### Problem statement
Copy each line of the records that includes "avec".

Records contained in a dataset:

· · · · · · ·

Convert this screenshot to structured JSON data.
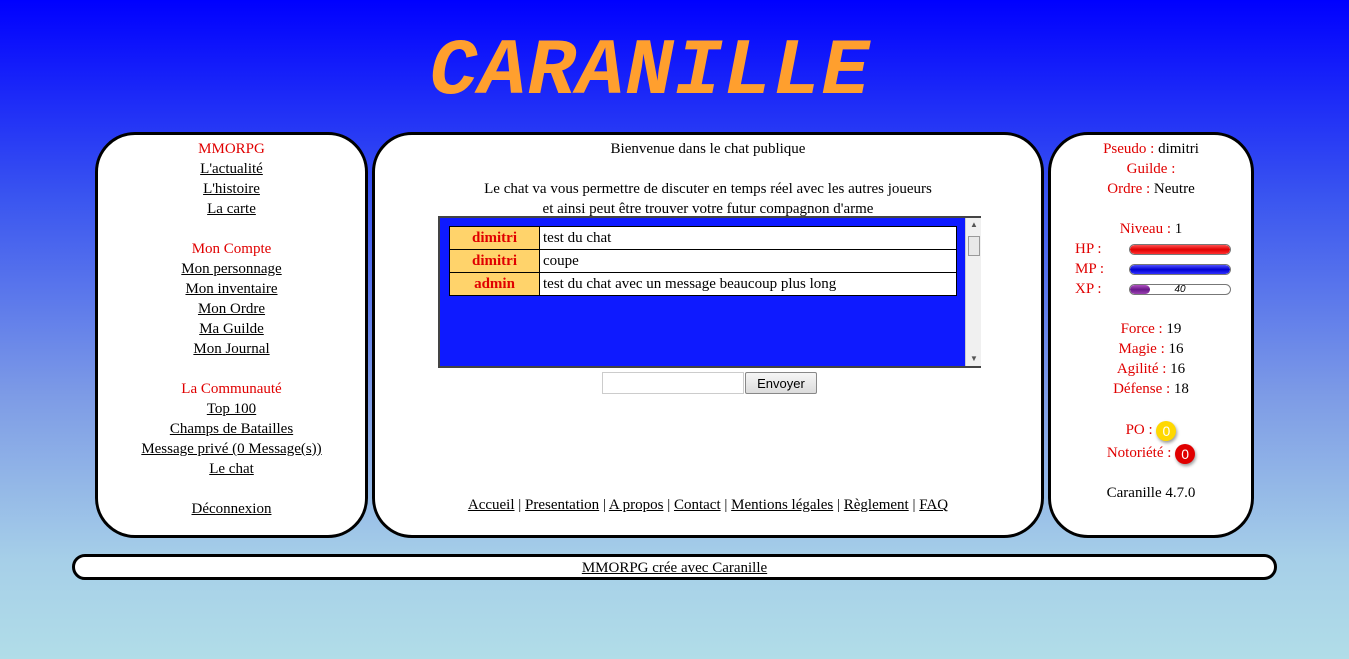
{
  "title": "CARANILLE",
  "left": {
    "section1": "MMORPG",
    "links1": [
      "L'actualité",
      "L'histoire",
      "La carte"
    ],
    "section2": "Mon Compte",
    "links2": [
      "Mon personnage",
      "Mon inventaire",
      "Mon Ordre",
      "Ma Guilde",
      "Mon Journal"
    ],
    "section3": "La Communauté",
    "links3": [
      "Top 100",
      "Champs de Batailles",
      "Message privé (0 Message(s))",
      "Le chat"
    ],
    "logout": "Déconnexion"
  },
  "center": {
    "welcome": "Bienvenue dans le chat publique",
    "intro1": "Le chat va vous permettre de discuter en temps réel avec les autres joueurs",
    "intro2": "et ainsi peut être trouver votre futur compagnon d'arme",
    "messages": [
      {
        "user": "dimitri",
        "text": "test du chat"
      },
      {
        "user": "dimitri",
        "text": "coupe"
      },
      {
        "user": "admin",
        "text": "test du chat avec un message beaucoup plus long"
      }
    ],
    "input_value": "",
    "send_label": "Envoyer",
    "nav": [
      "Accueil",
      "Presentation",
      "A propos",
      "Contact",
      "Mentions légales",
      "Règlement",
      "FAQ"
    ]
  },
  "right": {
    "pseudo_label": "Pseudo :",
    "pseudo": "dimitri",
    "guilde_label": "Guilde :",
    "guilde": "",
    "ordre_label": "Ordre :",
    "ordre": "Neutre",
    "niveau_label": "Niveau :",
    "niveau": "1",
    "hp_label": "HP :",
    "hp_fraction": 1.0,
    "mp_label": "MP :",
    "mp_fraction": 1.0,
    "xp_label": "XP :",
    "xp_value": "40",
    "xp_fraction": 0.2,
    "force_label": "Force :",
    "force": "19",
    "magie_label": "Magie :",
    "magie": "16",
    "agilite_label": "Agilité :",
    "agilite": "16",
    "defense_label": "Défense :",
    "defense": "18",
    "po_label": "PO :",
    "po": "0",
    "noto_label": "Notoriété :",
    "noto": "0",
    "version": "Caranille 4.7.0"
  },
  "footer": "MMORPG crée avec Caranille",
  "colors": {
    "accent_red": "#e00000",
    "title_orange": "#ff9f2e",
    "chat_bg": "#0e1aff",
    "user_cell": "#ffd36b"
  }
}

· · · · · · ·

### Answer for the task
    "intro1": "Le chat va vous permettre de discuter en temps réel avec les autres joueurs",
        "text": "test du chat avec un message beaucoup plus long"
  "footer": "MMORPG crée avec Caranille",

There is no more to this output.